# Testing with KDK

The KDK relies on the Mocha (opens new window) testing framework and the Chai (opens new window) assertion library.

# Modules/Plugins

Kalisio modules/plugins are Feathers modules (opens new window), so you will find most of the required information in the linked Feathers documentation.

To run the module tests including linting and coverage : $ yarn test

To speed-up things simply run the tests with: $ yarn mocha

You can run the tests of each submodule independently using the following commands for the KDK:

$yarn mocha:core   # test the core module
$yarn mocha:map    # test the map module


If you need to perform some specific tests, you can use the -g or --grep option of the mocha command:

$yarn mocha:core -g "core:team" # run the team tests

# Web app


From the root folder run the server-side tests:

$yarn test:server

This will lint and fix issues in the code according to JS standard (opens new window), then execute tests using Mocha (opens new window) and compute code coverage using Istanbul (opens new window).

From the backend api folder you can also run the server-side tests like for modules:

# with lint/coverage
$yarn test
# without lint/coverage
$yarn mocha

# Client

From the root folder first run the web app, then the client-side tests:

$yarn test:client

This will execute tests using Mocha (opens new window)/Puppeteer (opens new window) and compute code coverage using Istanbul (opens new window).

From the root folder you can also run the client-side tests without coverage like for modules:

$yarn mocha


If you need to run some specific tests suite only, you can use the -g or --grep option of the mocha command:

$yarn mocha -g "suite:groups" # run the groups tests

# Writing client tests

In addition to Mocha and Chai helpers, the KDK provides helper functions to test your UI using Puppeteer (opens new window):

  • test your UI components: the Runner class allows you to manage a Puppereer browser as well as the default page attached to this browser. In addition, it provides a useful inteface to override permissions, set items in local storage, catch warnings and error messages from the console, take screenshots and compare them to some reference images.

  • deal with your app's API: the Api class allows you to access the differents services exposed by the API.

  • structure your project test structure: the KDK assumes that a directory has been assigned to each test suite in order to store test data. These directories, are stored in a more general data directory and must be named with the test suite name. If you have any screenshot references then then they must stored in a decidacted sub directory named screenrefs.

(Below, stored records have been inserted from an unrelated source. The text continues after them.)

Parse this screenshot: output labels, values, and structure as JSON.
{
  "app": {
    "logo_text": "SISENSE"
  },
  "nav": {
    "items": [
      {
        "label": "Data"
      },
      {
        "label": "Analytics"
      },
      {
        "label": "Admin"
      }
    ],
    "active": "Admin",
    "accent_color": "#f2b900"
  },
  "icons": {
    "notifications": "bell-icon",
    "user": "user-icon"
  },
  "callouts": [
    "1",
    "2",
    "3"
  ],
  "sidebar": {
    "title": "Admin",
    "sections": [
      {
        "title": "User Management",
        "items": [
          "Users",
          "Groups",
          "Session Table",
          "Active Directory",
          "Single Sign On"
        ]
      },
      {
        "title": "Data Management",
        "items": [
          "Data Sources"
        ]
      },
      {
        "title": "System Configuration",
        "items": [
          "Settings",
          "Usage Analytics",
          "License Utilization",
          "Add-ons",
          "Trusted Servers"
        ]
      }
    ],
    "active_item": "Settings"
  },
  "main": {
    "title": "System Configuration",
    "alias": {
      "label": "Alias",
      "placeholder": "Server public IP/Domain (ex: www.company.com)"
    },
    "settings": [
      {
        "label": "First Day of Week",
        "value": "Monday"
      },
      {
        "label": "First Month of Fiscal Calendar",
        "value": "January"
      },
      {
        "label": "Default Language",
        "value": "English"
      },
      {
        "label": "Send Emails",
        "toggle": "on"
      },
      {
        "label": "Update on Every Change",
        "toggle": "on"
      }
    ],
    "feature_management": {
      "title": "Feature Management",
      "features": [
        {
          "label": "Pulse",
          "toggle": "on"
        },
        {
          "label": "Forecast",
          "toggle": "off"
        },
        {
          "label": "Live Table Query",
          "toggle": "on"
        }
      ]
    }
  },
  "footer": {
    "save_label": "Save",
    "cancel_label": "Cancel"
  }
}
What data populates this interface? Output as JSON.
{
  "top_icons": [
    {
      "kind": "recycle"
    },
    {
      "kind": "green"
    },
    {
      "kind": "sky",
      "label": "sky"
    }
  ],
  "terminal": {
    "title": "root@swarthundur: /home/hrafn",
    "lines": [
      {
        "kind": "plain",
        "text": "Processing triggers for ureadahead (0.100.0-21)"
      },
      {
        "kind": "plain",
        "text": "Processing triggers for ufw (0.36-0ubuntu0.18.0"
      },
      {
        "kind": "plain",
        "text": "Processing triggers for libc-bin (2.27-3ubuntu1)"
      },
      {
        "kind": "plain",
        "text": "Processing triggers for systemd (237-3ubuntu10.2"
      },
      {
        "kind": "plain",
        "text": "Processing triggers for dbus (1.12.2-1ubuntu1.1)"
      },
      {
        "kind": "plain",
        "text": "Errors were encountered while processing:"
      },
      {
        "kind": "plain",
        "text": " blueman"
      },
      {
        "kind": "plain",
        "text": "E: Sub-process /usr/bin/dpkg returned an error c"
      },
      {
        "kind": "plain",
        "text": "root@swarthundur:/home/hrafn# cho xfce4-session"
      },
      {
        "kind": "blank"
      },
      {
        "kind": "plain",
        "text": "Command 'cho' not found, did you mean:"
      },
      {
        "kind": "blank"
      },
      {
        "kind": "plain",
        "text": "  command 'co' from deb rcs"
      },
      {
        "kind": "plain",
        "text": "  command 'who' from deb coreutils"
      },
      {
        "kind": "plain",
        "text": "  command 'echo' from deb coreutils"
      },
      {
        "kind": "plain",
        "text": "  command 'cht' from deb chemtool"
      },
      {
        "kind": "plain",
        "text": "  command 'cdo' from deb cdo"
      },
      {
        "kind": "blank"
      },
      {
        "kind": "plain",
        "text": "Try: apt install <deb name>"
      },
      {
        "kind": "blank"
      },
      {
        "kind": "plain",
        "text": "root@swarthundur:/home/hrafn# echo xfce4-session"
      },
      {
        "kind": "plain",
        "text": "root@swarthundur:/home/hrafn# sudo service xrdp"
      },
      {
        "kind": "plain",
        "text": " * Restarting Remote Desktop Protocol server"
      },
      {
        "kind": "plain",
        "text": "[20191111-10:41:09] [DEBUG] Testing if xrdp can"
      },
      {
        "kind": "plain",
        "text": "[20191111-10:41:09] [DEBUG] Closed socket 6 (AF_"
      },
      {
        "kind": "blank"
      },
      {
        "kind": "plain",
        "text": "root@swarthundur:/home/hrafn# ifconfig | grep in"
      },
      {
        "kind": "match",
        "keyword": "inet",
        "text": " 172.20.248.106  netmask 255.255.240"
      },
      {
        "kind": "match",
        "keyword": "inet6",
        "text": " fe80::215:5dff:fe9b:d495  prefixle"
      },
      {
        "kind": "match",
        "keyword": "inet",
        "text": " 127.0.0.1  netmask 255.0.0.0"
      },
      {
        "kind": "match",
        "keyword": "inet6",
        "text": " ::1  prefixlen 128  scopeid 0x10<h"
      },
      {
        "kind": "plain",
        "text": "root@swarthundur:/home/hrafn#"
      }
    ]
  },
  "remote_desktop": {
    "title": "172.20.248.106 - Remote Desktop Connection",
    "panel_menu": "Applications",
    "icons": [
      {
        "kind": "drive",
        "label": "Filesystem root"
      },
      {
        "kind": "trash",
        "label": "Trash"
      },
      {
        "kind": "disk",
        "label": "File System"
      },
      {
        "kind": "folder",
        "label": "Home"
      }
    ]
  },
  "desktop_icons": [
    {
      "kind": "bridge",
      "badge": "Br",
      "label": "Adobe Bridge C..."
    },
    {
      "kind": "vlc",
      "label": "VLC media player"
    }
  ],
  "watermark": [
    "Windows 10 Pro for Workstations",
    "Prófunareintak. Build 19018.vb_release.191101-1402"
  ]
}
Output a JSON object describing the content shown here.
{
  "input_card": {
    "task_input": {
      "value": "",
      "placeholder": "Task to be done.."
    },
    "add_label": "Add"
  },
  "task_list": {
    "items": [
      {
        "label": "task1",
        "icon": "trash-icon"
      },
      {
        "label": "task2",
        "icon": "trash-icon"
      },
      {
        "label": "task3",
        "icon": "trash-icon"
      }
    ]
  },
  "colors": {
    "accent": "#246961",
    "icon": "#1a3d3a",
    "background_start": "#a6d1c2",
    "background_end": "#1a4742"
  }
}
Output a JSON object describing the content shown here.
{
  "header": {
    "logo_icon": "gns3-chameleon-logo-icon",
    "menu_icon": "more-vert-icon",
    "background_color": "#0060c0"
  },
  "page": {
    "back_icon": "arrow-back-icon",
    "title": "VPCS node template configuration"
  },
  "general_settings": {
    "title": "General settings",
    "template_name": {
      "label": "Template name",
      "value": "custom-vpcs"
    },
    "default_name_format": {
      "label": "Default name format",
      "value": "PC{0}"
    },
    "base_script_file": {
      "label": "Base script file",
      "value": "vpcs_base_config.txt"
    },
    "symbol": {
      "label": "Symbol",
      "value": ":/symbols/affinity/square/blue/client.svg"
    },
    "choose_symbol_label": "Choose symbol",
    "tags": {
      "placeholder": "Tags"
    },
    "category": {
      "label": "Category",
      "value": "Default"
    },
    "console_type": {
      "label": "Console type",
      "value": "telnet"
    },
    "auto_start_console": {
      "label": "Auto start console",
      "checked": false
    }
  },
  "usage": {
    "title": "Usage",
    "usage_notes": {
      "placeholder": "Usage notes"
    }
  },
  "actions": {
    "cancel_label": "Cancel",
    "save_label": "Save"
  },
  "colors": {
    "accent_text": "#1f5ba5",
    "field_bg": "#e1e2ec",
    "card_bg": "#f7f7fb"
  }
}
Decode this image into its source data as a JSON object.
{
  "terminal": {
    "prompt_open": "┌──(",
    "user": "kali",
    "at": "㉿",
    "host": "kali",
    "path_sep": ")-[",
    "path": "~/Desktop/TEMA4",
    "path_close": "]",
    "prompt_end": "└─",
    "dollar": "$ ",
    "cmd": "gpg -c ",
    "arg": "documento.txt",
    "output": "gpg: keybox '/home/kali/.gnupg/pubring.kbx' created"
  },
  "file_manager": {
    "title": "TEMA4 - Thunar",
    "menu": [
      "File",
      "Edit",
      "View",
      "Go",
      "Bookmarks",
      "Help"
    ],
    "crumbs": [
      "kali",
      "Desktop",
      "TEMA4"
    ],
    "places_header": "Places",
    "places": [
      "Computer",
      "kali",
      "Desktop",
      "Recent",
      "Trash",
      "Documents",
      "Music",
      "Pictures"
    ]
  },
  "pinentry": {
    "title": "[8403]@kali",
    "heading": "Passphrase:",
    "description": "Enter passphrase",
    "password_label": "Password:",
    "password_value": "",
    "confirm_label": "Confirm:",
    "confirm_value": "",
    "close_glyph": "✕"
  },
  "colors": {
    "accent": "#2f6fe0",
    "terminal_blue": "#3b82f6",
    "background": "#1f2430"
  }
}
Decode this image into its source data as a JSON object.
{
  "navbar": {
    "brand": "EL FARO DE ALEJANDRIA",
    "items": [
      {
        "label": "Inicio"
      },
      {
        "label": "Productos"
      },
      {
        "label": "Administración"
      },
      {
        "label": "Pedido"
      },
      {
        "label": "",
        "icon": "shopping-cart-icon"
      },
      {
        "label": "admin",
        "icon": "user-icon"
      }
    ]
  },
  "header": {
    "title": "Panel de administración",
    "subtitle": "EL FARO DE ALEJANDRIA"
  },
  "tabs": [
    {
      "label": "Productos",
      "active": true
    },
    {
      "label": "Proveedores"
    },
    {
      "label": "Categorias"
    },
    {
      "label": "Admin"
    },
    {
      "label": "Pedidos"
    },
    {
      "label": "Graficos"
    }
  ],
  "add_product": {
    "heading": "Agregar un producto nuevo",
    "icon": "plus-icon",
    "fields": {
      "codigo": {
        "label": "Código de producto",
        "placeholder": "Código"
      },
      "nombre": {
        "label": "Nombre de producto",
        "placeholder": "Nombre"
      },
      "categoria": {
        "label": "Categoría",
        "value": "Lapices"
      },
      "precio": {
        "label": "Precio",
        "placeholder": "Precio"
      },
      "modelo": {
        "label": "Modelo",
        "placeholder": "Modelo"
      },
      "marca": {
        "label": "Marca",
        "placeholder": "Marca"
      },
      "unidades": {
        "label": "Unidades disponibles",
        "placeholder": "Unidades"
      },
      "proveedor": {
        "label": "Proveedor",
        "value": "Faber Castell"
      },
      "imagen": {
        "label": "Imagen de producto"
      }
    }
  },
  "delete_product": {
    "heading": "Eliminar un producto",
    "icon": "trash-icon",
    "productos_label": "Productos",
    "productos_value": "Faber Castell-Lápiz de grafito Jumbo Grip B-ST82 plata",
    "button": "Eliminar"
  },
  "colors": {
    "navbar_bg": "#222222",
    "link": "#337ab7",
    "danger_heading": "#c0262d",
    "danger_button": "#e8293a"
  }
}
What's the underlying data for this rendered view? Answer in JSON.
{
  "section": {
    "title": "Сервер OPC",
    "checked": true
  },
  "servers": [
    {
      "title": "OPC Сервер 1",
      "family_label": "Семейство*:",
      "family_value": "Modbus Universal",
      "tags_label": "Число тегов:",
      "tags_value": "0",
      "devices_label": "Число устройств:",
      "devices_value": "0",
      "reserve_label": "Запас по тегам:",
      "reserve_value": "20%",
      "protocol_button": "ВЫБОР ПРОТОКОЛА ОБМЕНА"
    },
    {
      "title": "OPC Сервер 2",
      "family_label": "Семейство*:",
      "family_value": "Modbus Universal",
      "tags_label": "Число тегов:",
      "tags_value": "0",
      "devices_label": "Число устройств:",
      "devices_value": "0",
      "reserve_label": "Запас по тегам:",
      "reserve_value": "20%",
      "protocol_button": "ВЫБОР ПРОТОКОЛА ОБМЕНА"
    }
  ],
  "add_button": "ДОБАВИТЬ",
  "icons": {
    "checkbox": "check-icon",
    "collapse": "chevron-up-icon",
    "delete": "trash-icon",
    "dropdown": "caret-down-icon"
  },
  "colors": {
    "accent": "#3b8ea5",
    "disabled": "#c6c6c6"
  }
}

|_ data 
|   |_ suite#1
|   |_ suite#2
|       |_ screenrefs
|   |_ suite#3
|       |_ screenrefs
|_ suite1.test.js
|_ suite2.test.js
|_ suite3.test.js

When running the test data are generally generated in order to be compared to the static test data. The Runner creates a run directory where it stores for the browser (e.g. chrome, firefox) the data for each test suite. For instance:

|   |_ chrome
|       |_ suite#1
|       |_ suite#2
|       |_ suite#3


The Runner clears its corresponding test suite run directory each time you run it.

# Core

# Runner

In pratice, a Runner instance has to be created in each test suite. You should declare the Runner in the before hook as well as starting. Starting the Runner creates the Puppeteer Browser and the default page. Obviously, you should stop the Runner which causes the Puppeteer Browser to be closed in the after hook.

import { core } from '@kalisio/kdk/test.client'

const suite = 'my-suite'

describe(suite, () => {
  let runner
  let page

  before(async () => {
    runner = new core.Runner(suite, { browser: { args: ['--lang=fr'] })
    page = await runner.start()

  it('my-test', async () => {

  after(async () => {
    await runner.stop()

# Map